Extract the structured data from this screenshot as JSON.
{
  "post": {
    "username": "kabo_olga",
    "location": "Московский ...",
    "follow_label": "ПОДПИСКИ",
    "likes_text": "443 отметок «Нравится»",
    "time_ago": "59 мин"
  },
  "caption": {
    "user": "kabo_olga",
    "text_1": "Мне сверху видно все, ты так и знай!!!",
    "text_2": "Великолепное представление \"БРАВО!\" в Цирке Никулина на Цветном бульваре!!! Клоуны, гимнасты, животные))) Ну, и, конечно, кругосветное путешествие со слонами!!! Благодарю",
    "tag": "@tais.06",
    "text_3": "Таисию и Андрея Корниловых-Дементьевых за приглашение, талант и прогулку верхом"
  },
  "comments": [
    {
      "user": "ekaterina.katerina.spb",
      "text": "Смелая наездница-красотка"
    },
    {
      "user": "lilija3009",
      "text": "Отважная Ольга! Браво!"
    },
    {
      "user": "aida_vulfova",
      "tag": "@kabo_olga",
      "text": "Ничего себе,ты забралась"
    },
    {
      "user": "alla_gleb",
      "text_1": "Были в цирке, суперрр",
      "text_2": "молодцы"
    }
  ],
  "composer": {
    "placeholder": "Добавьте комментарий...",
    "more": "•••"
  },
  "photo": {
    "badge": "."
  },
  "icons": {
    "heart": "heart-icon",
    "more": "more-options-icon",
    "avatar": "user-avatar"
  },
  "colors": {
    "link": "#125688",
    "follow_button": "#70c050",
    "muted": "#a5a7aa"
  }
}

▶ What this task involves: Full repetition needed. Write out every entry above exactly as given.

▶ The answer:
Extract the structured data from this screenshot as JSON.
{
  "post": {
    "username": "kabo_olga",
    "location": "Московский ...",
    "follow_label": "ПОДПИСКИ",
    "likes_text": "443 отметок «Нравится»",
    "time_ago": "59 мин"
  },
  "caption": {
    "user": "kabo_olga",
    "text_1": "Мне сверху видно все, ты так и знай!!!",
    "text_2": "Великолепное представление \"БРАВО!\" в Цирке Никулина на Цветном бульваре!!! Клоуны, гимнасты, животные))) Ну, и, конечно, кругосветное путешествие со слонами!!! Благодарю",
    "tag": "@tais.06",
    "text_3": "Таисию и Андрея Корниловых-Дементьевых за приглашение, талант и прогулку верхом"
  },
  "comments": [
    {
      "user": "ekaterina.katerina.spb",
      "text": "Смелая наездница-красотка"
    },
    {
      "user": "lilija3009",
      "text": "Отважная Ольга! Браво!"
    },
    {
      "user": "aida_vulfova",
      "tag": "@kabo_olga",
      "text": "Ничего себе,ты забралась"
    },
    {
      "user": "alla_gleb",
      "text_1": "Были в цирке, суперрр",
      "text_2": "молодцы"
    }
  ],
  "composer": {
    "placeholder": "Добавьте комментарий...",
    "more": "•••"
  },
  "photo": {
    "badge": "."
  },
  "icons": {
    "heart": "heart-icon",
    "more": "more-options-icon",
    "avatar": "user-avatar"
  },
  "colors": {
    "link": "#125688",
    "follow_button": "#70c050",
    "muted": "#a5a7aa"
  }
}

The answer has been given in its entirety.